+++ MATERIAL SUPPLIED +++

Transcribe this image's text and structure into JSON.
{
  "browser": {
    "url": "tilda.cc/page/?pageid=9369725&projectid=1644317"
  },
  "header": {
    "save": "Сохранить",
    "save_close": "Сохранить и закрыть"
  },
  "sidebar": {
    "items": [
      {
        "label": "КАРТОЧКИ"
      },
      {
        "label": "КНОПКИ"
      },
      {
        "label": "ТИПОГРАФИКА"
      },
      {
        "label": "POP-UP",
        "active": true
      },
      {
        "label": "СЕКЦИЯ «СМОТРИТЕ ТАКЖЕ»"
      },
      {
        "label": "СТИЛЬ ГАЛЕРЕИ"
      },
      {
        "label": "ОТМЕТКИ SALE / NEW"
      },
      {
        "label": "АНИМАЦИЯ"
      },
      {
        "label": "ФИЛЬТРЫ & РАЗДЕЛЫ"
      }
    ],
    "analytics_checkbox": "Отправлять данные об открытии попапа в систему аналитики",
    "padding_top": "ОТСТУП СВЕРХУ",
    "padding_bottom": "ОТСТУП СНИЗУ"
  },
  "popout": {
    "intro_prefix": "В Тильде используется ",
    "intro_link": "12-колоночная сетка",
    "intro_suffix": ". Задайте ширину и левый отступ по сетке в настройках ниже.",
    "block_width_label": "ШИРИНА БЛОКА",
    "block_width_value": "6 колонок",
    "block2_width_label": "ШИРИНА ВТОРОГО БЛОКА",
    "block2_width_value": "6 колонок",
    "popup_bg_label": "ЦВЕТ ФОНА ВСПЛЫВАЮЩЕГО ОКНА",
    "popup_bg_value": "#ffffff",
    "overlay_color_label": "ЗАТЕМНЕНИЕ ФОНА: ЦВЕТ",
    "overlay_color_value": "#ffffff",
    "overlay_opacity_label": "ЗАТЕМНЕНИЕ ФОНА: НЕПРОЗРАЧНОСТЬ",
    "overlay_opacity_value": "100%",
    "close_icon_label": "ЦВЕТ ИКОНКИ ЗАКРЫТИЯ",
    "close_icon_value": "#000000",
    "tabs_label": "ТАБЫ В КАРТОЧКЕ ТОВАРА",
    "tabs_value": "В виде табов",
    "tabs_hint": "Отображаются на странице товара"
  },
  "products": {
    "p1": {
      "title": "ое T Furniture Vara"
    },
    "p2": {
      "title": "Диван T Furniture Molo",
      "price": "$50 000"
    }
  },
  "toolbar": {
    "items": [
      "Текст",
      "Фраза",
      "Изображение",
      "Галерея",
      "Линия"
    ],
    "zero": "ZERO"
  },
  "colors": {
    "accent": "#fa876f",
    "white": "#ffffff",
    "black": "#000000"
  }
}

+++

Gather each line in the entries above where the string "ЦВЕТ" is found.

## TASK RESPONSE:
    "popup_bg_label": "ЦВЕТ ФОНА ВСПЛЫВАЮЩЕГО ОКНА",
    "overlay_color_label": "ЗАТЕМНЕНИЕ ФОНА: ЦВЕТ",
    "close_icon_label": "ЦВЕТ ИКОНКИ ЗАКРЫТИЯ",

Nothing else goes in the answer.